Several thin layers of clothing are desirable. Air is trapped between the layers and this provides very efficient insulation. This system also allows for flexibility in adjusting to variations in temperature. Heavy sweating should be avoided as it wets clothing and reduces the value of the insulation. Try to keep comfortably cool by stripping the outer layers early if you get warm. Many older ‘bushies’ prefer woollen clothing for snow conditions as it is warm even when wet, compact to carry, and breathable. Synthetic clothing can be extremely good, but check for bulkiness and windproofness.
Synthetic underwear (polypropylene, chlorofibre) remains relatively dry even with heavy sweating, and is therefore an advantage in snow activities. String or mesh singlets are also good for snow walking as they trap a large amount of air in the mesh.
One or two light synthetic shirts/tops or light woollen jumpers worn over a skivvy or T-shirt give extra flexibility in temperature control. Heavy woollen jumpers should be avoided. Fleece jackets, although bulky, are light and dry quickly if they get wet. A windproof outer shell is required with some of these jackets to retain body warmth; others are reasonably windproof.
Long loose-fitting woollen trousers, below-the-knee breeches or warm synthetic pants suitable for snow can be worn. Breeches can be made by cutting off part of the legs of normal trousers (leaving at least 15 cm below the knee) and finishing the trouser legs with a split-case cuff secured with tie buckles or a strip of velcro. Some types of ski pants, e.g. stretch nylon or Lycra are not suitable as they provide insufficient insulation. Tight and wet jeans can be deadly in the snow, due to the ‘wicking’ effect greatly increasing heat loss from the body.
Two pairs of woollen socks provide the best combination, one light thin pair next to the skin, and a long, thick pair on the outside. Warm feet in the snow are important. Allow at least one pair of spare socks for wearing at night.
Two pairs of mittens are recommended—a pair of greasy-wool or closely knitted woollen mittens, and a separate pair of proofed-nylon, Gore-Tex or oiled japara over-mittens. Fleece mittens with a waterproof nylon outer are also available. Rubber dishwashing gloves are useful for situations where hands get very wet, such as building igloos, snow caves or shelters.

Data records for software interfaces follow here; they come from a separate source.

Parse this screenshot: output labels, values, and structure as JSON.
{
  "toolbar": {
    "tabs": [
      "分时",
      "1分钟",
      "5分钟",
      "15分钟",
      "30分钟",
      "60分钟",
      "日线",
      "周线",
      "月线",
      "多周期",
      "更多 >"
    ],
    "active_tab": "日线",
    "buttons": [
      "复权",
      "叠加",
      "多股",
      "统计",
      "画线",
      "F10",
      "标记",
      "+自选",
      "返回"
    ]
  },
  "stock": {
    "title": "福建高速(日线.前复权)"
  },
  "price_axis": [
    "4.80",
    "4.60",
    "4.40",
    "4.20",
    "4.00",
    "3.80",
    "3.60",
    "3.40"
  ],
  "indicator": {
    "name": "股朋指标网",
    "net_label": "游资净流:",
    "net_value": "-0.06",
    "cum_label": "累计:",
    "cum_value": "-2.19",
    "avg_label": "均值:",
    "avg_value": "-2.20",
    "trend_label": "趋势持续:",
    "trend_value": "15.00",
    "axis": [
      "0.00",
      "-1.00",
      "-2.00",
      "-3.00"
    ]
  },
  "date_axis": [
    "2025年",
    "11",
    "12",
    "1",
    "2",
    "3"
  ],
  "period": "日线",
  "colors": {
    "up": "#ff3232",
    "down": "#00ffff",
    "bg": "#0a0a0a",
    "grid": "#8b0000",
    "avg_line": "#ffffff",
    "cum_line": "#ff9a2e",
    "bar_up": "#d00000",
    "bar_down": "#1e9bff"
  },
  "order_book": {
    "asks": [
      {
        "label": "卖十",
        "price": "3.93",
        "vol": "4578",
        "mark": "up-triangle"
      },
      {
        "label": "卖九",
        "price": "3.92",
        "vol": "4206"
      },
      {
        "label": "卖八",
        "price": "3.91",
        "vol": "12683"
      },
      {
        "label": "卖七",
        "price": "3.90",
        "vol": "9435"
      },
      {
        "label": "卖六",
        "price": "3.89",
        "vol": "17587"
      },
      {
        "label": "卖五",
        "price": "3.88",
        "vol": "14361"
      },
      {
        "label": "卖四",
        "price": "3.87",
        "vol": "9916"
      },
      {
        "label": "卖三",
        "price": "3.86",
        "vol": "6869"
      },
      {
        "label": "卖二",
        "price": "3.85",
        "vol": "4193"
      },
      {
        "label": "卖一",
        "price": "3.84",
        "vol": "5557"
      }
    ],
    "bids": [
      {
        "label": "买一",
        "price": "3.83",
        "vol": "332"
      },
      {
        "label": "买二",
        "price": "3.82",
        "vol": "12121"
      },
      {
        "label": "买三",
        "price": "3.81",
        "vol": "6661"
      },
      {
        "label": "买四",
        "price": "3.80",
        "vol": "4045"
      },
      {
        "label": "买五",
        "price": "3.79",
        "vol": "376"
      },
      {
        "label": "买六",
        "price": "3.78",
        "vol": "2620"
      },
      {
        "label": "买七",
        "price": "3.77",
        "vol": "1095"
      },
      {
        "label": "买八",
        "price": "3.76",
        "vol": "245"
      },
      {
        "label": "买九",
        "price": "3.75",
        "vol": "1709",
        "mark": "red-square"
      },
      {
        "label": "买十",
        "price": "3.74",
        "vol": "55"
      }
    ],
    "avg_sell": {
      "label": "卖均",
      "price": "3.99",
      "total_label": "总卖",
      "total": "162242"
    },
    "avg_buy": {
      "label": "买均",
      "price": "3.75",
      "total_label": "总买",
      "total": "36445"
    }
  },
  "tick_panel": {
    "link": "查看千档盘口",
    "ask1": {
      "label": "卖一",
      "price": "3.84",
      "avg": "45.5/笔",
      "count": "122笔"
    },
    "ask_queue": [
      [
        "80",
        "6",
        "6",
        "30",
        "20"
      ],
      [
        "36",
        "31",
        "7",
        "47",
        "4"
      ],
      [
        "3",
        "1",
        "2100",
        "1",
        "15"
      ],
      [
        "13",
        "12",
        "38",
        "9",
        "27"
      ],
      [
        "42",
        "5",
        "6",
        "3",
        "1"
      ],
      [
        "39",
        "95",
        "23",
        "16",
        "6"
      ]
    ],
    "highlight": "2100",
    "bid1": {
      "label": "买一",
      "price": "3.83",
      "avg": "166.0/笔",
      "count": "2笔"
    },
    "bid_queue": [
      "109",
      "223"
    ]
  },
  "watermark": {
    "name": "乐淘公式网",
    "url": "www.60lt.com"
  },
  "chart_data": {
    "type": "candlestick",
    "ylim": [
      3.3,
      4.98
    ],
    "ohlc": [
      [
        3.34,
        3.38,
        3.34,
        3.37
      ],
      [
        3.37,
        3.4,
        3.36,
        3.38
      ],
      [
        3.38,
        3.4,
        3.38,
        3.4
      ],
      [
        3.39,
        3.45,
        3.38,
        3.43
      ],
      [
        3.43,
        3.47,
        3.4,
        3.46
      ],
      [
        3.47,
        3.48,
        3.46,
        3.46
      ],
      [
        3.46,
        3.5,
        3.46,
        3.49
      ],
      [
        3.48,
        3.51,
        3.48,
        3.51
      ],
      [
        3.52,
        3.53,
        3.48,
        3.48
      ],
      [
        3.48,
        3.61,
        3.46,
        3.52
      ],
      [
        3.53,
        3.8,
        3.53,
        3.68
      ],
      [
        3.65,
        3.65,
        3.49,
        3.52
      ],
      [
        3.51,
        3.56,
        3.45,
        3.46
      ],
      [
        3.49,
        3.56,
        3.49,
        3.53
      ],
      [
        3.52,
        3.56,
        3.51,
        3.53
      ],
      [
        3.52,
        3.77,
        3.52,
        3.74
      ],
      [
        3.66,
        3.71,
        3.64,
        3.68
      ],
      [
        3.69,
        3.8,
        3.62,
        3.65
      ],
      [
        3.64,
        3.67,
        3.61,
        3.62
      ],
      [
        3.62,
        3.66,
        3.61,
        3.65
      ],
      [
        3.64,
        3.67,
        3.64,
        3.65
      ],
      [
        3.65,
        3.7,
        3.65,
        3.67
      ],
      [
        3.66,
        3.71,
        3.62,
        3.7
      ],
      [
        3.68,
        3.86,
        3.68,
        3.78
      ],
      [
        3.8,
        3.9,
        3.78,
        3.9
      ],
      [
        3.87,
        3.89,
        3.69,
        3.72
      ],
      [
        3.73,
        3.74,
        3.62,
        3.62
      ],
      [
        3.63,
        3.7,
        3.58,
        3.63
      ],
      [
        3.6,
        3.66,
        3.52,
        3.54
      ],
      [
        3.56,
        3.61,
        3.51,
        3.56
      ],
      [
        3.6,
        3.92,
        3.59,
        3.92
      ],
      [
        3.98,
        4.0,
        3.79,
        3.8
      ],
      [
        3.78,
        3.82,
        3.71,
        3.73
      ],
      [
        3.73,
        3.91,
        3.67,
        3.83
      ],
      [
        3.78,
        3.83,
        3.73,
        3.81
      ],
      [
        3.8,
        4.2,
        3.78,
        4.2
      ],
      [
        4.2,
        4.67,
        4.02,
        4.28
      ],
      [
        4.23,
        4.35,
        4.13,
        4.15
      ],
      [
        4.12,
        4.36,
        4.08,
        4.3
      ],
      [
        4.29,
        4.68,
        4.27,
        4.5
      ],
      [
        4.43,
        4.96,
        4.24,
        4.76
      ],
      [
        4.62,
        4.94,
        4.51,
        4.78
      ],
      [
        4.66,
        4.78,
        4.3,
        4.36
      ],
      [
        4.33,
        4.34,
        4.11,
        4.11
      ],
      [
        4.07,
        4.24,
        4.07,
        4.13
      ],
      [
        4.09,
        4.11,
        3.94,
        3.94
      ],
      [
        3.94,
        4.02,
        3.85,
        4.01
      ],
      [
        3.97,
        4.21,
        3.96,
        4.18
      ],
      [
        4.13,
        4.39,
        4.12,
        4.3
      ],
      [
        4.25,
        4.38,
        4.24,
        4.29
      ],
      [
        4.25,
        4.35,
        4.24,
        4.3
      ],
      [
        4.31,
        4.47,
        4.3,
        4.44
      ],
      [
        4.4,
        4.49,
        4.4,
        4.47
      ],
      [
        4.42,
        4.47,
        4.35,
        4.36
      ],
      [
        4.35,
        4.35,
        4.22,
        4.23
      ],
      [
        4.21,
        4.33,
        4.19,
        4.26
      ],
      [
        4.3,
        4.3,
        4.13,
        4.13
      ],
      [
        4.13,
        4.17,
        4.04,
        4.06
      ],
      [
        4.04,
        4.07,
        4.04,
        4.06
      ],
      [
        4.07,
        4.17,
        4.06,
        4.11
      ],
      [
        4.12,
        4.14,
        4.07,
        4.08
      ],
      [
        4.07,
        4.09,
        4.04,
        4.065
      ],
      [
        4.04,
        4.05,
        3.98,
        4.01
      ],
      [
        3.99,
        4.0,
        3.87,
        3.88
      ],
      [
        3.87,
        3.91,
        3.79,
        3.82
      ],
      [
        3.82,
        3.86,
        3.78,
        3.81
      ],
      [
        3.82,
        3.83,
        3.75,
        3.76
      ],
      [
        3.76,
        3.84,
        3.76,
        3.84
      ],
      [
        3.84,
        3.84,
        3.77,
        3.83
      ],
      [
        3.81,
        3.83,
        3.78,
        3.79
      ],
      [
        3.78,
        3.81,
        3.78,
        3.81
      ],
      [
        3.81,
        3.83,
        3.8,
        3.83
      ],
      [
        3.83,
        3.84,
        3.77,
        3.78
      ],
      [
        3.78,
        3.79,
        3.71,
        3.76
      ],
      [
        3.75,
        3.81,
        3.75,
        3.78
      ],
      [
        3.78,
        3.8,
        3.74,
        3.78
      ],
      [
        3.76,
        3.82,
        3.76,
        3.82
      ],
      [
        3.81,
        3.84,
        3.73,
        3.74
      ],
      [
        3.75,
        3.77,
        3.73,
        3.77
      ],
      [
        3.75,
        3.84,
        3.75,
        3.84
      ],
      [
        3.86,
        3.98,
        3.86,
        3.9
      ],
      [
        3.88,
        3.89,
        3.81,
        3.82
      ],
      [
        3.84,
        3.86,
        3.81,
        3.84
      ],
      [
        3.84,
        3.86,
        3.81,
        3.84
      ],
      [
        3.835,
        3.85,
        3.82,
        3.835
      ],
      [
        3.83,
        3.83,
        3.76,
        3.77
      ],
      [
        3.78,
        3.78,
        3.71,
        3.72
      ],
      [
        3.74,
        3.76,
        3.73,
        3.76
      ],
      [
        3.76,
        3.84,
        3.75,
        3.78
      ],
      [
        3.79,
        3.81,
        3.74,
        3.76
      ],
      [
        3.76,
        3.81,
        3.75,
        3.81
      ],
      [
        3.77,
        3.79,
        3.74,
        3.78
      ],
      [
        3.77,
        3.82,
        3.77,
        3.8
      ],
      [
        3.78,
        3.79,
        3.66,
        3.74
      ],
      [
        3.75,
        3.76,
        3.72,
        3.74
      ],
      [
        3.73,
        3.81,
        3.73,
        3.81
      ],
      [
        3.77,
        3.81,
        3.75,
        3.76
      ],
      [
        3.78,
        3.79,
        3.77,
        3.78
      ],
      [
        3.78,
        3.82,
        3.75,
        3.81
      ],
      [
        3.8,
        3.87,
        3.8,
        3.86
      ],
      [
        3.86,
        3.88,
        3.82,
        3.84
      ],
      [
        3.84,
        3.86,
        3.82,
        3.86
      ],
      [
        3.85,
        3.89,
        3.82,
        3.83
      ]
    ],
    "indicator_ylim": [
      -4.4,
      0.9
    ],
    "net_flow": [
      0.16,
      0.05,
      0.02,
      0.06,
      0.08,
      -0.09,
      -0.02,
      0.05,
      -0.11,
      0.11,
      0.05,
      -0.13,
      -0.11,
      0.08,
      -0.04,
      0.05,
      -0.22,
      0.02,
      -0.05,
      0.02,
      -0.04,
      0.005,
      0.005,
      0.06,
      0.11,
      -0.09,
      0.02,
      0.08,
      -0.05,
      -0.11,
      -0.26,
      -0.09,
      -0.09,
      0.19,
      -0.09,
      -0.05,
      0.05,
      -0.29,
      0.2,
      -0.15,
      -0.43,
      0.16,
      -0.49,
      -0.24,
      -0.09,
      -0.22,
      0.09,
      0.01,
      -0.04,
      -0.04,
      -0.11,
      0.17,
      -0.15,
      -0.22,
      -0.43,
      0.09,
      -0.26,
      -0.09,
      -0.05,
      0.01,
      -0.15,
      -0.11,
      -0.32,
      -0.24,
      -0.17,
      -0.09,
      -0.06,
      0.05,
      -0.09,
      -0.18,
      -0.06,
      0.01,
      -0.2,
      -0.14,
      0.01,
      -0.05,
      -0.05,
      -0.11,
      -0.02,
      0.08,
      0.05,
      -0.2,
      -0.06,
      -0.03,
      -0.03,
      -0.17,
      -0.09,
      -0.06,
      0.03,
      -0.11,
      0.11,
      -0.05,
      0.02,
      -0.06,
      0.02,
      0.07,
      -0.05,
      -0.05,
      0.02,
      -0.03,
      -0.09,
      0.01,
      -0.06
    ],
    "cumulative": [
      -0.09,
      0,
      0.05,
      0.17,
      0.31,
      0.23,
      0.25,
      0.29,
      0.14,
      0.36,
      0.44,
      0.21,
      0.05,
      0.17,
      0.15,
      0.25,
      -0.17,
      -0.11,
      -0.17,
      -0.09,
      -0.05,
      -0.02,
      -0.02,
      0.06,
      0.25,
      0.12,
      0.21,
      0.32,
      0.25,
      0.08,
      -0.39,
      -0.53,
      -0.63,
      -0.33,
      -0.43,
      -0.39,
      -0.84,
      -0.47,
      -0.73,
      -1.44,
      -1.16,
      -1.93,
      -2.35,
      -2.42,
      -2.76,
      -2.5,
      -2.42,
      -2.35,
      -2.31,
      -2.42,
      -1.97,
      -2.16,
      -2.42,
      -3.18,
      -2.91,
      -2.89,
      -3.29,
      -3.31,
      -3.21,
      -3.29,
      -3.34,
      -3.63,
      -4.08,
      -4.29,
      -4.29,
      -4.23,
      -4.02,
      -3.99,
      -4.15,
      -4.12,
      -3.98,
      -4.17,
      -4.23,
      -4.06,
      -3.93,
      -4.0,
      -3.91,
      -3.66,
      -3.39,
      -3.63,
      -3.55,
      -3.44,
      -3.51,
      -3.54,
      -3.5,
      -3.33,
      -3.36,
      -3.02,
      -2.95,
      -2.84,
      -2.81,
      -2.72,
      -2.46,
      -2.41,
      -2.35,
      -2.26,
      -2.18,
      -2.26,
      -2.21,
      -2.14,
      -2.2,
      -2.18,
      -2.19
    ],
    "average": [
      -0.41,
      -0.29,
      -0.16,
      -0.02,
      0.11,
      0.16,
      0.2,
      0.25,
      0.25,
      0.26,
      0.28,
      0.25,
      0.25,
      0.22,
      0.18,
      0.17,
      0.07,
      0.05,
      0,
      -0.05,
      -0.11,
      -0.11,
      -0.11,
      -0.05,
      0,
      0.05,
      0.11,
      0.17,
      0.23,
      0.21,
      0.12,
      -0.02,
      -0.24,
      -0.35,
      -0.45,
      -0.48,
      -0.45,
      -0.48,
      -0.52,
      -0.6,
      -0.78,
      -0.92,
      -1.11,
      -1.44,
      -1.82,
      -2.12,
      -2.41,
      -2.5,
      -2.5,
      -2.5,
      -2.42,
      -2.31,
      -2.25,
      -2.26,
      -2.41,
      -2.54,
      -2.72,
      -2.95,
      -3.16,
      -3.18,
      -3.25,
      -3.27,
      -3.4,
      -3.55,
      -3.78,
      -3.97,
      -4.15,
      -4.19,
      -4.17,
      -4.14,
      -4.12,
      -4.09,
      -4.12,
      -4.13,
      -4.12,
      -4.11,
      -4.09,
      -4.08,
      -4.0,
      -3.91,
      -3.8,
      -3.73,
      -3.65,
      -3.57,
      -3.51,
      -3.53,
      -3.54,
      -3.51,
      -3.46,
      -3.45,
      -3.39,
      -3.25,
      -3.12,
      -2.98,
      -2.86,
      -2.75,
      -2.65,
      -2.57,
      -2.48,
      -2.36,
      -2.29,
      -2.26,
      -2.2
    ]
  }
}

They are also useful for activities which may otherwise require bare hands, such as tent pitching or stove lighting, but cannot be used alone for any length of time as they provide no insulation.
It is important to remember that up to 30% of the body’s heat loss may occur through the head. A suitable warm hat is essential for keeping the head warm. Fleece is generally considered best; although wool is very good, some people are sensitive to wool next to the skin.
Gaiters are used to prevent snow from entering the top of boots. They generally have elastic or drawstrings at the top and bottom, and a strap under the instep of the boot to prevent them from riding up. They are made of heavy proofed nylon, canvas or Gore-Tex.
Knee-length gaiters are an advantage in deep snow. Front fastening gaiters are suggested as better than rear, but Velcro and studs can be serviceable. Zip fasteners on gaiters are rarely satisfactory, as they become fouled with dirt. ‘Yeti’ gaiters, which fully enclose the boot and lower leg, provide superior waterproofing for boots, but are very expensive.
Good boots are essential. One-piece leather boots with a good tread are the best. Old boots and lightweight boots with Cordura, suede or canvas inserts are not suitable for snow walking since they are likely to leak, making your feet wet and cold. Wearing plastic bags between socks and boots is not recommended as it prevents ‘breathing’ and your feet become just as wet from your own sweat.
Boot proofing Boots should be warmed in the sun or in a warm room before and after applying the proofing. They should be proofed several times, starting a week or more before they are needed. Suitable proofing materials such as Sno-Seal or Nik Wax should be used.
Cordura/Gore-Tex bootees lined with wool or synthetic fibre can be very comfortable for camp use, but are expensive and probably a luxury except for extended winter trips. They can be sewn by a handyperson for a very reasonable cost.
The jacket should be made from waterproof, windproof but breathable fabric. Your jacket should be loose fitting and have a draw-cord hood. It should be long enough to sit on when being worn.
Overpants should be proofed nylon, oiled or dry japara or Gore-Tex. Overpants are essential for providing insulation for the legs in rain with strong winds. They should be large enough to put on over boots—some types have zippered legs to facilitate this. Models with full-length zips detachable at the waist can be put on without removing skis, which may be advantageous enough to justify the additional cost.